Solar Power: in 2060 a third of global energy from the Sun

While the Enel Group keeps growing and investing in solar energy technologies, the IEA illustrates a scenario with a great development over the next 50 years.

The Enel Group keeps growing and investing in solar power technologies. The subsidiary Endesa will develop a research project to demonstrate the technical and economic feasibility of Concentrating Solar Power generation with the Stirling dish technology, a thermodynamic cycle similar to that of a petrol-fuelled vehicle engine. Within the Solardis project, with investments worth 1.7 million euros, a demonstration concentrated solar thermal plant will be built near Endesa’s Guillena plant in Spain, to use this technology at a commercial level.

Enel is greatly investing in these solar power technologies, a field that, according to recent data published by the IEA, has extremely high growth perspectives, also in the long term. In the scenario illustrated by the IEA, solar photovoltaic and concentrated solar thermal will prevail in the 2060 energy mix, meeting a third of the overall global consumption and half of total electricity needs.

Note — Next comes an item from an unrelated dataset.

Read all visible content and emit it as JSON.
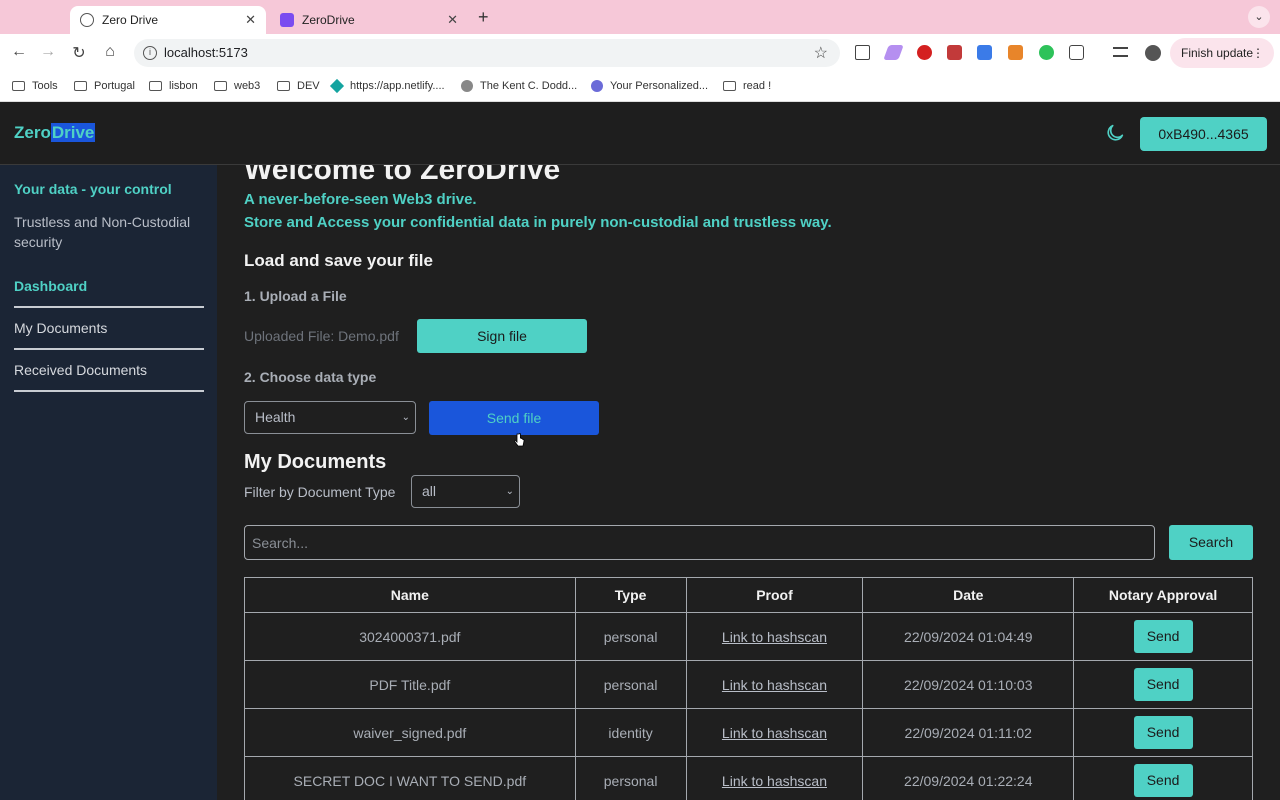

In order to achieve this scenario it will be necessary for governments worldwide to commit to climate change combat, the improvement of energy efficiency and the withdrawal of financial support for energy production from fossil fuels.

The transition toward a global energy market with predominant solar technologies will also be facilitated by demographic and economic factors. According to the IEA, by 2050 the global economic and demographic growth will mostly take place in the regions close to the Equator, where seven of the world’s nine billion inhabitants will live who, as time goes by, will have rising energy needs.

The Enel Group is already acting also in this direction, participating as a founding partner, through Enel Green Power, in Desertec, the project created in 2009 for the promotion of renewable energy in the desert areas of north Africa and the Middle East.